Amber Rudd is accused of cynical plot to force Tory Brexiteers into backing May’s ‘disastrous’ Brussels deal
- ERG said Rudd, Greg Clark and David Gauke should resign after defying May
- But one member of pro-Brexit group admitted their ‘cynical’ plan could work
- They told MoS: ‘I think we’ll fold. The prospect of delaying Brexit is just too awful’
Amber Rudd was last night at the centre of claims that she was part of a cynical ‘plot’ to force the capitulation of Tory Brexiteers over Theresa May’s deal with Brussels.
The Work and Pensions Secretary faced fury after she joined fellow Remainer Cabinet Ministers, Business Secretary Greg Clark and Justice Secretary David Gauke, in signalling publicly that they would force a delay to Brexit to stop a ‘disastrous’ No Deal.
While some leading figures in the pro-Brexit European Research Group (ERG) said the three Ministers should resign as they were in breach of Cabinet collective responsibility, others said they suspected it was a ruse to scare MPs into backing Theresa May’s deal.
Amber Rudd was last night at the centre of claims that she was part of a cynical ‘plot’ to force Tory Brexiteers to back Theresa May’s deal
It came as ERG members indicated they were buckling under the pressure to back the PM.
One told The Mail on Sunday: ‘I think we will fold. The prospect of delaying Brexit is just too awful.’
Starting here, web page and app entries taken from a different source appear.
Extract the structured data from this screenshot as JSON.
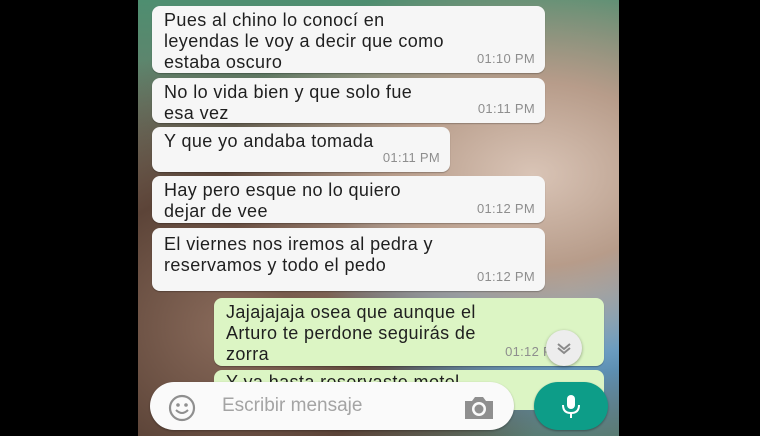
{
  "messages": [
    {
      "text": "Pues al chino lo conocí en\nleyendas le voy a decir que como\nestaba oscuro",
      "time": "01:10 PM",
      "direction": "incoming"
    },
    {
      "text": "No lo vida bien y que solo fue\nesa vez",
      "time": "01:11 PM",
      "direction": "incoming"
    },
    {
      "text": "Y que yo andaba tomada",
      "time": "01:11 PM",
      "direction": "incoming"
    },
    {
      "text": "Hay pero esque no lo quiero\ndejar de vee",
      "time": "01:12 PM",
      "direction": "incoming"
    },
    {
      "text": "El viernes nos iremos al pedra y\nreservamos y todo el pedo",
      "time": "01:12 PM",
      "direction": "incoming"
    },
    {
      "text": "Jajajajaja osea que aunque el\nArturo te perdone seguirás de\nzorra",
      "time": "01:12 P",
      "direction": "outgoing"
    }
  ],
  "peek_message": "Y ya hasta reservaste motel",
  "composer": {
    "placeholder": "Escribir mensaje"
  },
  "icons": {
    "emoji": "emoji-icon",
    "camera": "camera-icon",
    "mic": "microphone-icon",
    "scroll": "chevron-down-icon"
  },
  "colors": {
    "incoming_bubble": "#f6f6f6",
    "outgoing_bubble": "#dcf5c4",
    "accent": "#0d9d88"
  }
}
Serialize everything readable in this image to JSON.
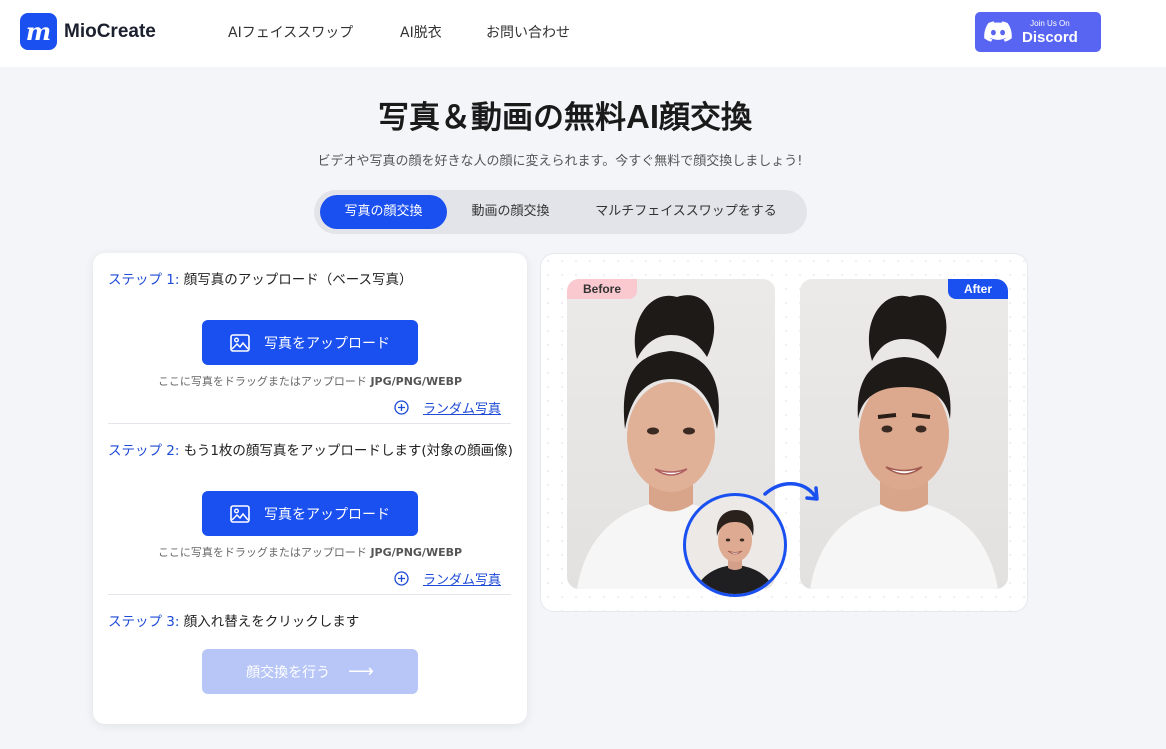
{
  "header": {
    "brand": "MioCreate",
    "logo_letter": "m",
    "nav": [
      "AIフェイススワップ",
      "AI脱衣",
      "お問い合わせ"
    ],
    "discord_small": "Join Us On",
    "discord_big": "Discord"
  },
  "hero": {
    "title_pre": "写真＆動画の無料",
    "title_ai": "AI",
    "title_post": "顔交換",
    "subtitle": "ビデオや写真の顔を好きな人の顔に変えられます。今すぐ無料で顔交換しましょう!"
  },
  "tabs": [
    {
      "label": "写真の顔交換",
      "active": true
    },
    {
      "label": "動画の顔交換",
      "active": false
    },
    {
      "label": "マルチフェイススワップをする",
      "active": false
    }
  ],
  "steps": [
    {
      "num": "ステップ 1:",
      "text": " 顔写真のアップロード（ベース写真）",
      "button": "写真をアップロード",
      "hint": "ここに写真をドラッグまたはアップロード",
      "formats": "JPG/PNG/WEBP",
      "random": "ランダム写真"
    },
    {
      "num": "ステップ 2:",
      "text": " もう1枚の顔写真をアップロードします(対象の顔画像)",
      "button": "写真をアップロード",
      "hint": "ここに写真をドラッグまたはアップロード",
      "formats": "JPG/PNG/WEBP",
      "random": "ランダム写真"
    },
    {
      "num": "ステップ 3:",
      "text": " 顔入れ替えをクリックします",
      "button": "顔交換を行う",
      "arrow": "⟶"
    }
  ],
  "preview": {
    "before_label": "Before",
    "after_label": "After"
  },
  "colors": {
    "accent": "#1a4ff0",
    "discord": "#5865f2",
    "disabled_button": "#b7c6f6",
    "before_badge": "#f9c9cf"
  }
}
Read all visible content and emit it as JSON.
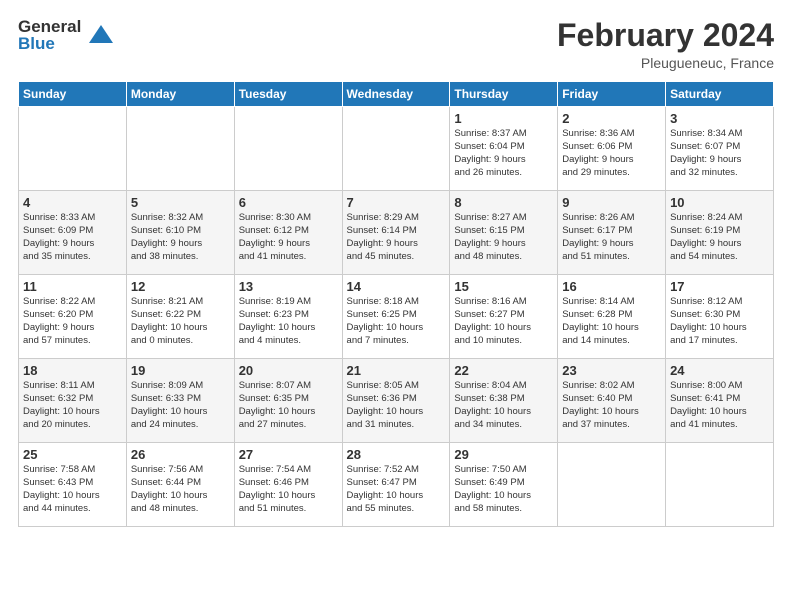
{
  "logo": {
    "general": "General",
    "blue": "Blue"
  },
  "title": "February 2024",
  "location": "Pleugueneuc, France",
  "days_of_week": [
    "Sunday",
    "Monday",
    "Tuesday",
    "Wednesday",
    "Thursday",
    "Friday",
    "Saturday"
  ],
  "weeks": [
    [
      {
        "day": "",
        "info": ""
      },
      {
        "day": "",
        "info": ""
      },
      {
        "day": "",
        "info": ""
      },
      {
        "day": "",
        "info": ""
      },
      {
        "day": "1",
        "info": "Sunrise: 8:37 AM\nSunset: 6:04 PM\nDaylight: 9 hours\nand 26 minutes."
      },
      {
        "day": "2",
        "info": "Sunrise: 8:36 AM\nSunset: 6:06 PM\nDaylight: 9 hours\nand 29 minutes."
      },
      {
        "day": "3",
        "info": "Sunrise: 8:34 AM\nSunset: 6:07 PM\nDaylight: 9 hours\nand 32 minutes."
      }
    ],
    [
      {
        "day": "4",
        "info": "Sunrise: 8:33 AM\nSunset: 6:09 PM\nDaylight: 9 hours\nand 35 minutes."
      },
      {
        "day": "5",
        "info": "Sunrise: 8:32 AM\nSunset: 6:10 PM\nDaylight: 9 hours\nand 38 minutes."
      },
      {
        "day": "6",
        "info": "Sunrise: 8:30 AM\nSunset: 6:12 PM\nDaylight: 9 hours\nand 41 minutes."
      },
      {
        "day": "7",
        "info": "Sunrise: 8:29 AM\nSunset: 6:14 PM\nDaylight: 9 hours\nand 45 minutes."
      },
      {
        "day": "8",
        "info": "Sunrise: 8:27 AM\nSunset: 6:15 PM\nDaylight: 9 hours\nand 48 minutes."
      },
      {
        "day": "9",
        "info": "Sunrise: 8:26 AM\nSunset: 6:17 PM\nDaylight: 9 hours\nand 51 minutes."
      },
      {
        "day": "10",
        "info": "Sunrise: 8:24 AM\nSunset: 6:19 PM\nDaylight: 9 hours\nand 54 minutes."
      }
    ],
    [
      {
        "day": "11",
        "info": "Sunrise: 8:22 AM\nSunset: 6:20 PM\nDaylight: 9 hours\nand 57 minutes."
      },
      {
        "day": "12",
        "info": "Sunrise: 8:21 AM\nSunset: 6:22 PM\nDaylight: 10 hours\nand 0 minutes."
      },
      {
        "day": "13",
        "info": "Sunrise: 8:19 AM\nSunset: 6:23 PM\nDaylight: 10 hours\nand 4 minutes."
      },
      {
        "day": "14",
        "info": "Sunrise: 8:18 AM\nSunset: 6:25 PM\nDaylight: 10 hours\nand 7 minutes."
      },
      {
        "day": "15",
        "info": "Sunrise: 8:16 AM\nSunset: 6:27 PM\nDaylight: 10 hours\nand 10 minutes."
      },
      {
        "day": "16",
        "info": "Sunrise: 8:14 AM\nSunset: 6:28 PM\nDaylight: 10 hours\nand 14 minutes."
      },
      {
        "day": "17",
        "info": "Sunrise: 8:12 AM\nSunset: 6:30 PM\nDaylight: 10 hours\nand 17 minutes."
      }
    ],
    [
      {
        "day": "18",
        "info": "Sunrise: 8:11 AM\nSunset: 6:32 PM\nDaylight: 10 hours\nand 20 minutes."
      },
      {
        "day": "19",
        "info": "Sunrise: 8:09 AM\nSunset: 6:33 PM\nDaylight: 10 hours\nand 24 minutes."
      },
      {
        "day": "20",
        "info": "Sunrise: 8:07 AM\nSunset: 6:35 PM\nDaylight: 10 hours\nand 27 minutes."
      },
      {
        "day": "21",
        "info": "Sunrise: 8:05 AM\nSunset: 6:36 PM\nDaylight: 10 hours\nand 31 minutes."
      },
      {
        "day": "22",
        "info": "Sunrise: 8:04 AM\nSunset: 6:38 PM\nDaylight: 10 hours\nand 34 minutes."
      },
      {
        "day": "23",
        "info": "Sunrise: 8:02 AM\nSunset: 6:40 PM\nDaylight: 10 hours\nand 37 minutes."
      },
      {
        "day": "24",
        "info": "Sunrise: 8:00 AM\nSunset: 6:41 PM\nDaylight: 10 hours\nand 41 minutes."
      }
    ],
    [
      {
        "day": "25",
        "info": "Sunrise: 7:58 AM\nSunset: 6:43 PM\nDaylight: 10 hours\nand 44 minutes."
      },
      {
        "day": "26",
        "info": "Sunrise: 7:56 AM\nSunset: 6:44 PM\nDaylight: 10 hours\nand 48 minutes."
      },
      {
        "day": "27",
        "info": "Sunrise: 7:54 AM\nSunset: 6:46 PM\nDaylight: 10 hours\nand 51 minutes."
      },
      {
        "day": "28",
        "info": "Sunrise: 7:52 AM\nSunset: 6:47 PM\nDaylight: 10 hours\nand 55 minutes."
      },
      {
        "day": "29",
        "info": "Sunrise: 7:50 AM\nSunset: 6:49 PM\nDaylight: 10 hours\nand 58 minutes."
      },
      {
        "day": "",
        "info": ""
      },
      {
        "day": "",
        "info": ""
      }
    ]
  ]
}
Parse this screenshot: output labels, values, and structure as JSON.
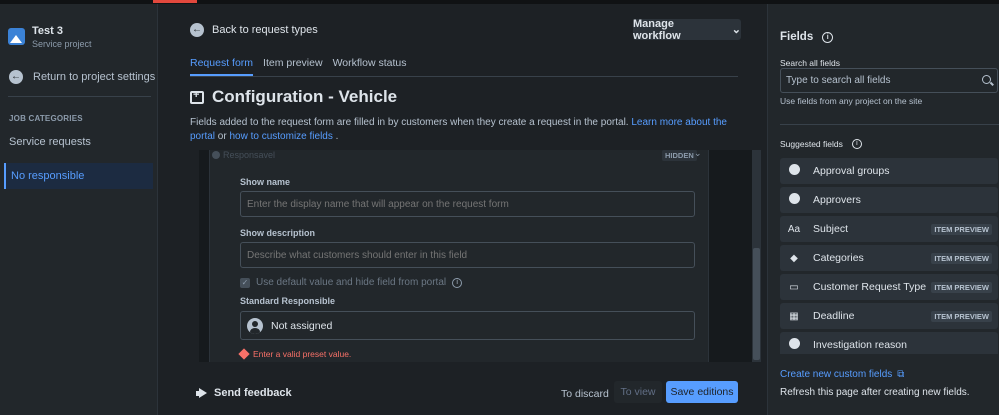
{
  "sidebar": {
    "project_name": "Test 3",
    "project_type": "Service project",
    "back_label": "Return to project settings",
    "section_label": "JOB CATEGORIES",
    "items": [
      {
        "label": "Service requests",
        "selected": false
      },
      {
        "label": "No responsible",
        "selected": true
      }
    ]
  },
  "header": {
    "back_label": "Back to request types",
    "manage_label": "Manage workflow"
  },
  "tabs": [
    {
      "label": "Request form",
      "active": true
    },
    {
      "label": "Item preview",
      "active": false
    },
    {
      "label": "Workflow status",
      "active": false
    }
  ],
  "page": {
    "title": "Configuration - Vehicle",
    "desc_text": "Fields added to the request form are filled in by customers when they create a request in the portal. ",
    "desc_link1": "Learn more about the portal",
    "desc_or": " or ",
    "desc_link2": "how to customize fields",
    "desc_end": " ."
  },
  "form": {
    "field_title": "Responsavel",
    "hidden_badge": "HIDDEN",
    "show_name_label": "Show name",
    "show_name_placeholder": "Enter the display name that will appear on the request form",
    "show_desc_label": "Show description",
    "show_desc_placeholder": "Describe what customers should enter in this field",
    "checkbox_label": "Use default value and hide field from portal",
    "checkbox_checked": true,
    "standard_label": "Standard Responsible",
    "standard_value": "Not assigned",
    "error_text": "Enter a valid preset value."
  },
  "footer": {
    "feedback_label": "Send feedback",
    "discard_label": "To discard",
    "view_label": "To view",
    "save_label": "Save editions"
  },
  "rpanel": {
    "title": "Fields",
    "search_label": "Search all fields",
    "search_placeholder": "Type to search all fields",
    "hint": "Use fields from any project on the site",
    "suggested_label": "Suggested fields",
    "items": [
      {
        "label": "Approval groups",
        "icon": "chevron-circle-icon",
        "badge": ""
      },
      {
        "label": "Approvers",
        "icon": "person-circle-icon",
        "badge": ""
      },
      {
        "label": "Subject",
        "icon": "text-icon",
        "badge": "ITEM PREVIEW"
      },
      {
        "label": "Categories",
        "icon": "tag-icon",
        "badge": "ITEM PREVIEW"
      },
      {
        "label": "Customer Request Type",
        "icon": "request-type-icon",
        "badge": "ITEM PREVIEW"
      },
      {
        "label": "Deadline",
        "icon": "calendar-icon",
        "badge": "ITEM PREVIEW"
      },
      {
        "label": "Investigation reason",
        "icon": "chevron-circle-icon",
        "badge": ""
      }
    ],
    "create_label": "Create new custom fields",
    "refresh_text": "Refresh this page after creating new fields."
  },
  "colors": {
    "accent": "#579dff",
    "background": "#1d2125",
    "error": "#f87168"
  }
}
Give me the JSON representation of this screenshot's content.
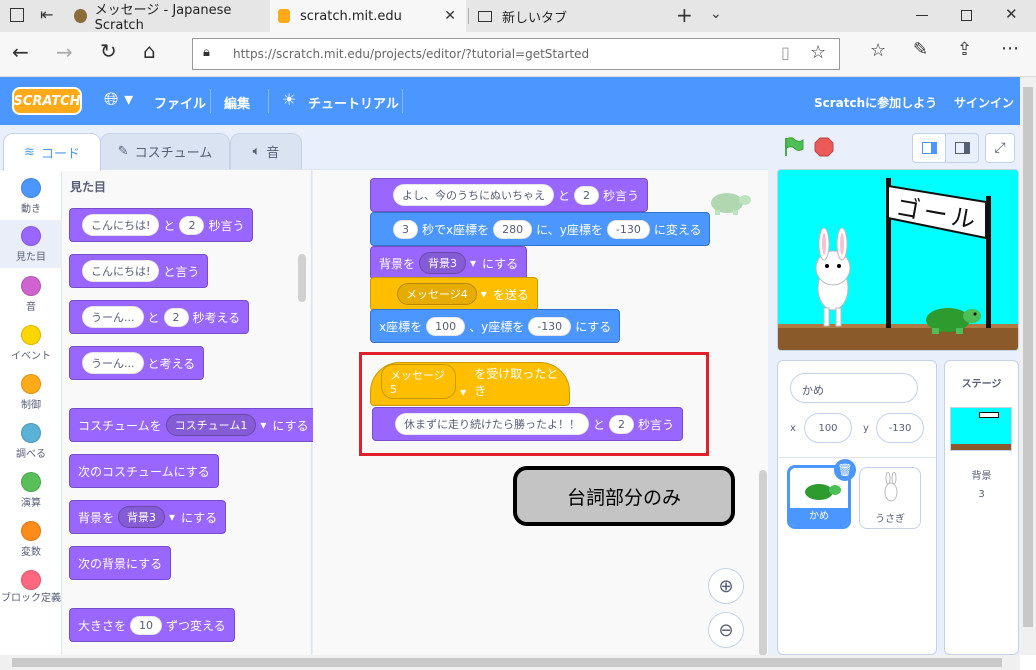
{
  "browser": {
    "tabs": [
      {
        "label": "メッセージ - Japanese Scratch"
      },
      {
        "label": "scratch.mit.edu"
      },
      {
        "label": "新しいタブ"
      }
    ],
    "url": "https://scratch.mit.edu/projects/editor/?tutorial=getStarted"
  },
  "menu": {
    "logo": "SCRATCH",
    "file": "ファイル",
    "edit": "編集",
    "tutorial": "チュートリアル",
    "join": "Scratchに参加しよう",
    "signin": "サインイン"
  },
  "editor_tabs": {
    "code": "コード",
    "costume": "コスチューム",
    "sound": "音"
  },
  "categories": [
    {
      "label": "動き",
      "color": "#4c97ff"
    },
    {
      "label": "見た目",
      "color": "#9966ff"
    },
    {
      "label": "音",
      "color": "#cf63cf"
    },
    {
      "label": "イベント",
      "color": "#ffd500"
    },
    {
      "label": "制御",
      "color": "#ffab19"
    },
    {
      "label": "調べる",
      "color": "#5cb1d6"
    },
    {
      "label": "演算",
      "color": "#59c059"
    },
    {
      "label": "変数",
      "color": "#ff8c1a"
    },
    {
      "label": "ブロック定義",
      "color": "#ff6680"
    }
  ],
  "palette": {
    "heading": "見た目",
    "b1": {
      "a": "こんにちは!",
      "b": "と",
      "c": "2",
      "d": "秒言う"
    },
    "b2": {
      "a": "こんにちは!",
      "b": "と言う"
    },
    "b3": {
      "a": "うーん...",
      "b": "と",
      "c": "2",
      "d": "秒考える"
    },
    "b4": {
      "a": "うーん...",
      "b": "と考える"
    },
    "b5": {
      "a": "コスチュームを",
      "b": "コスチューム1",
      "c": "にする"
    },
    "b6": {
      "a": "次のコスチュームにする"
    },
    "b7": {
      "a": "背景を",
      "b": "背景3",
      "c": "にする"
    },
    "b8": {
      "a": "次の背景にする"
    },
    "b9": {
      "a": "大きさを",
      "b": "10",
      "c": "ずつ変える"
    }
  },
  "script": {
    "s1": {
      "a": "よし、今のうちにぬいちゃえ",
      "b": "と",
      "c": "2",
      "d": "秒言う"
    },
    "s2": {
      "a": "3",
      "b": "秒でx座標を",
      "c": "280",
      "d": "に、y座標を",
      "e": "-130",
      "f": "に変える"
    },
    "s3": {
      "a": "背景を",
      "b": "背景3",
      "c": "にする"
    },
    "s4": {
      "a": "メッセージ4",
      "b": "を送る"
    },
    "s5": {
      "a": "x座標を",
      "b": "100",
      "c": "、y座標を",
      "d": "-130",
      "e": "にする"
    },
    "h1": {
      "a": "メッセージ5",
      "b": "を受け取ったとき"
    },
    "h2": {
      "a": "休まずに走り続けたら勝ったよ！！",
      "b": "と",
      "c": "2",
      "d": "秒言う"
    },
    "callout": "台詞部分のみ",
    "highlight_color": "#e0202a"
  },
  "stage": {
    "goal_text": "ゴール"
  },
  "sprite_pane": {
    "name": "かめ",
    "x_label": "x",
    "x_value": "100",
    "y_label": "y",
    "y_value": "-130",
    "sprites": [
      {
        "label": "かめ"
      },
      {
        "label": "うさぎ"
      }
    ]
  },
  "stage_pane": {
    "title": "ステージ",
    "backdrop_label": "背景",
    "backdrop_count": "3"
  }
}
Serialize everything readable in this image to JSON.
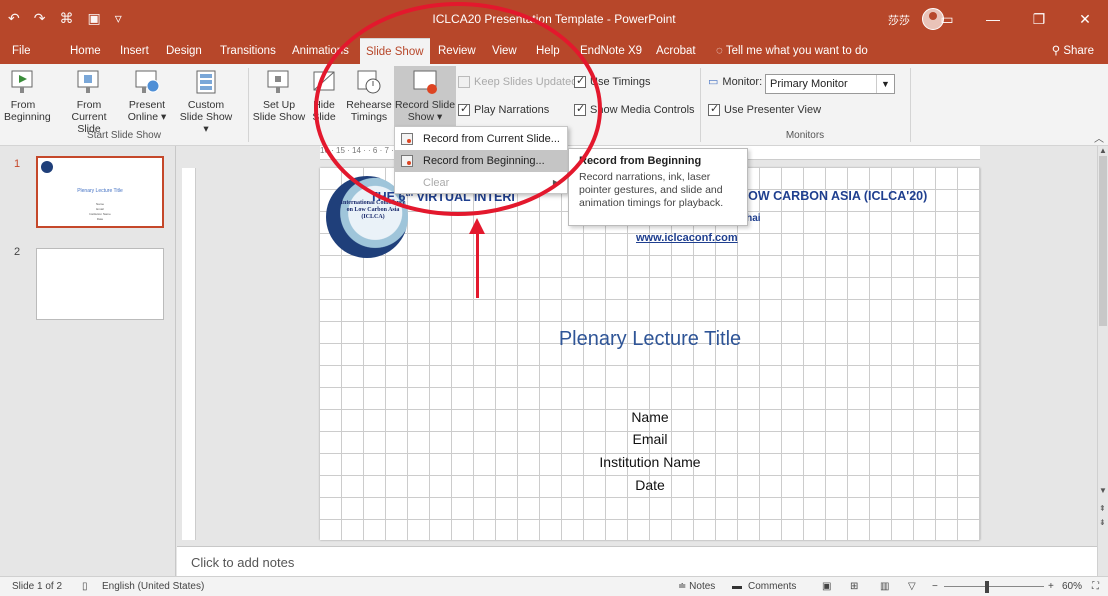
{
  "titlebar": {
    "title": "ICLCA20 Presentation Template  -  PowerPoint",
    "user_initials": "莎莎",
    "qat": [
      "↶",
      "↷",
      "⌘",
      "▣",
      "▿"
    ],
    "win": [
      "▭",
      "—",
      "❐",
      "✕"
    ]
  },
  "tabs": [
    {
      "label": "File"
    },
    {
      "label": "Home"
    },
    {
      "label": "Insert"
    },
    {
      "label": "Design"
    },
    {
      "label": "Transitions"
    },
    {
      "label": "Animations"
    },
    {
      "label": "Slide Show"
    },
    {
      "label": "Review"
    },
    {
      "label": "View"
    },
    {
      "label": "Help"
    },
    {
      "label": "EndNote X9"
    },
    {
      "label": "Acrobat"
    }
  ],
  "tell_me": "Tell me what you want to do",
  "share": "Share",
  "ribbon": {
    "from_beginning": "From Beginning",
    "from_current": "From Current Slide",
    "present_online": "Present Online ▾",
    "custom_show": "Custom Slide Show ▾",
    "group_start": "Start Slide Show",
    "setup_show": "Set Up Slide Show",
    "hide_slide": "Hide Slide",
    "rehearse": "Rehearse Timings",
    "record_show": "Record Slide Show ▾",
    "keep_updated": "Keep Slides Updated",
    "use_timings": "Use Timings",
    "play_narrations": "Play Narrations",
    "show_media": "Show Media Controls",
    "monitor_label": "Monitor:",
    "monitor_value": "Primary Monitor",
    "presenter_view": "Use Presenter View",
    "group_monitors": "Monitors"
  },
  "menu": {
    "items": [
      {
        "label": "Record from Current Slide..."
      },
      {
        "label": "Record from Beginning..."
      },
      {
        "label": "Clear"
      }
    ]
  },
  "tooltip": {
    "title": "Record from Beginning",
    "body": "Record narrations, ink, laser pointer gestures, and slide and animation timings for playback."
  },
  "ruler": "16 · 15 · 14 ·                                                                      · 6 · 7 · 8 · 9 · 10 · 11 · 12 · 13 · 14 · 15 · 16 ·",
  "slides": [
    {
      "num": "1",
      "thumb_title": "Plenary Lecture Title",
      "thumb_lines": [
        "Name",
        "Email",
        "Institution Name",
        "Date"
      ]
    },
    {
      "num": "2"
    }
  ],
  "slide": {
    "logo_text": "International Conference on Low Carbon Asia (ICLCA)",
    "conf_left": "THE 6",
    "conf_sup": "th",
    "conf_left_rest": " VIRTUAL INTERI",
    "conf_right": "N LOW CARBON ASIA (ICLCA'20)",
    "location": "ghai",
    "url": "www.iclcaconf.com",
    "title": "Plenary Lecture Title",
    "name": "Name",
    "email": "Email",
    "institution": "Institution Name",
    "date": "Date"
  },
  "notes": "Click to add notes",
  "status": {
    "slide_count": "Slide 1 of 2",
    "language": "English (United States)",
    "notes": "≐ Notes",
    "comments": "Comments",
    "zoom": "60%"
  }
}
Mrs May faces her ‘High Noon’ day of votes on her deal on Wednesday, although No 10 sources are playing down the chances of a breakthrough in time for a ‘meaningful vote’ to be held this week.
She will today fly to Egypt for an EU conference where she will use the ‘sidelines’ to try to secure success in negotiations on the Northern Ireland backstop, which remains the last significant barrier to winning Commons approval.
Last night, Mrs May – still reeling from the loss of three Tory MPs to the new anti-Brexit Independent Group – urged MPs not to ‘frustrate what was the largest democratic exercise in this country’s history’.
She added, in reference to the bitterness in the party over the loss of the MPs: ‘While I know it hurts to lose a fellow Conservative, our reaction has been the right one.
‘To listen to their reasons, even if we disagree with them. To explain politely where we think they’re wrong. To respect the sincerity of their decision, even if we regret it.
‘And to hold our nerve, keep our promises – delivering the best we can for the country we love, and putting the national interest first.
‘We are not a party of purges and retribution. We called a referendum and let people express their views, so we should not be seeking to deselect any of our MPs because of their views on Brexit. Our party is rightly a broad church.’
Business Secretary Greg Clark (left) and Justice Secretary David Gauke (right) signalled publicly that they would force a delay to Brexit to stop a ‘disastrous’ No Deal
The attacks on the Remainer Cabinet Ministers were led by Tory MP Andrew Bridgen, who said: ‘What they are saying is that they are rejecting collective responsibility of being in Government, they are rejecting Government policy and they are threatening to vote against Government policy next week.
‘In that case, they should do the honourable thing and resign from the Government immediately.’
But he added: ‘I think this is partly organised by No 10 to bully Brexit-supporting MPs into supporting the Withdrawal Agreement.’
No 10 sources rejected the claim, but one ERG member said: ‘The deal will go through eventually. We know we are being backed into a corner that says deal or no Brexit so we’ll have to go for the deal.’
Attorney General Geoffrey Cox could unveil legally binding changes in the Commons early this week in a bid to unite the warring Conservative Party. One plan discussed in Brussels would see a review clause added to the backstop to avoid it being triggered at the end of the Brexit transition period in 2021.
It comes as a poll for today’s Mail on Sunday suggest Mrs May would win a 34-seat majority if a General Election were held tomorrow.
The Deltapoll puts the Conservatives on 39 per cent, Labour on 31 per cent and The Independent Group on 11 per cent, with the Liberal Democrats on five per cent and Ukip on four per cent.